I happily confess to knowing little about monetary policy, but I'm sure most people would agree that our dollar is overvalued. It's great if you're in the market for a new car or TV, but not so good if you're an exporter.
The other problem with our dollar is its volatility. It's high now, but the bottom could easily drop out of it tomorrow.
The reasons why our dollar is so high at the moment, and why it is historically volatile, are complex. But one of the main problems with our dollar is the fact that it is one of the most traded currencies in the world.
I know, it seems mad, and yet it's the truth. Speculators love our dollar.
A lot of this currency movement has nothing to do with the inherent strengths or weaknesses of the New Zealand economy, but instead has more to do with what is happening elsewhere. Low interest rates in a particular market may lead traders to buy more New Zealand dollars, while a downturn in another part of the world might lead nervous investors to send their money back home. It's unpredictable, and there's precious little that we can do about it. Or so it seems to followers of orthodox monetary policy.
The followers of this orthodoxy will tell you there's no point in playing around with the Reserve Bank Act, and that we'd be fools to do anything at all to control our currency. The currency markets must be our master, and we must just accept our fate.
I don't know if Russel Norman's plan to print more money to bring the dollar down makes any economic sense, nor do I know whether Labour's proposal to amend the Reserve Bank Act to give the Reserve Bank more powers will make any difference.
On the other hand, I cannot help but observe that a great many of the followers of the current orthodoxy also believe strongly in deregulation generally, and letting the market take care of everything. It seems to me, therefore, that the current orthodoxy deserves to be scrutinised. The speed with which many commentators have shot down the proposals by the Greens and Labour suggest to me that many of our so-called experts are trapped in a mindset of thinking that the government has no business interfering in our economy, and that we must go where the markets take us.
As I said, I am not an expert on monetary policy, but nor are many of those commentators currently taking the mickey out of Russel Norman. Some of them probably know less about quantitative easing than I do, and yet you would think they were experts, the way they opine so passionately.

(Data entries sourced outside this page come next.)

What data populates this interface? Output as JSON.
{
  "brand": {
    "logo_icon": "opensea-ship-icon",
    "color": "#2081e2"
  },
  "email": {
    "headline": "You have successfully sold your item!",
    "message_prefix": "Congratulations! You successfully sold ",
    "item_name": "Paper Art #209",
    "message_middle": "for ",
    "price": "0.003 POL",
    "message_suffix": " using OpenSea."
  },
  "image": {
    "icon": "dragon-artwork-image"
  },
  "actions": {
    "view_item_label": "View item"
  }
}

I don't have the faintest clue how to manage the dollar, and I freely admit to that. But I don't accept that doing nothing is any sort of solution. The same people who say do nothing have been telling us for years that the government is the enemy of business and that we should deregulate everything, and then when the global financial crisis showed the folly of deregulation their only response has been to demand more deregulation, as if a stronger poison might somehow bring about a miracle cure in the patient.
So if these so-called experts think any sensible person would take their word that nothing can be done, then they really are dreaming.